A Hint for Little Sisters?

A Hint for <i>Little Sisters</i>?

As Supreme Court-watchers know, before today there were actually two birth-control lawsuits winding their way through the courts. Hobby Lobby (decided today) was about whether corporations could be required, against the religious beliefs of their owners, to provide insurance that covers birth control or pay a large penalty. The Tenth Circuit case Little Sisters, meanwhile, has to do with the "accommodation" the administration gave to religious nonprofits.

Under the accommodation, these employers sign a statement saying they don't want to provide birth control -- and then, instead, the insurer provides birth control at its own expense. Well, actually, there is no expense, according to the administration, because providing birth control saves enough money to pay for itself. So regardless of whether a nonprofit avails itself of the exemption, everyone will pay the same amount of money and the plan will cover the same services, including birth control. For fairly obvious reasons (I fleshed them out here), many religious nonprofits don't feel particularly accommodated.

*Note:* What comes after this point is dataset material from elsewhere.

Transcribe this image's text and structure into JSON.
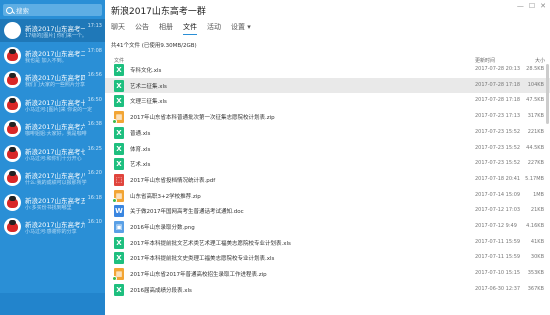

The Hobby Lobby ruling explicitly says it's not also a Little Sisters ruling. But I think it might contain a clue (citations removed):

We certainly do not hold or suggest [as the dissent claims] that [the Religious Freedom Restoration Act] "demands accommodation of a for-profit corporation's religious beliefs no matter the impact that accommodation may have on ... thousands of women employed by Hobby Lobby." The effect of the HHS-created accommodation on [female employees] would be precisely zero.

I'm not a lawyer, but I think this argument -- which emphasizes the accommodation as an alternative to forcing companies to provide birth-control coverage, and uses it to downplay the concerns of the dissent -- will look a bit odd if the Court turns around and kills the accommodation.

Over at NRO, however, Ed Whelan (who is a lawyer!) says he sees hints the Little Sisters will win.

Robert VerBruggen is editor of RealClearPolicy. Twitter: @RAVerBruggen

Show commentsHide Comments

Related Articles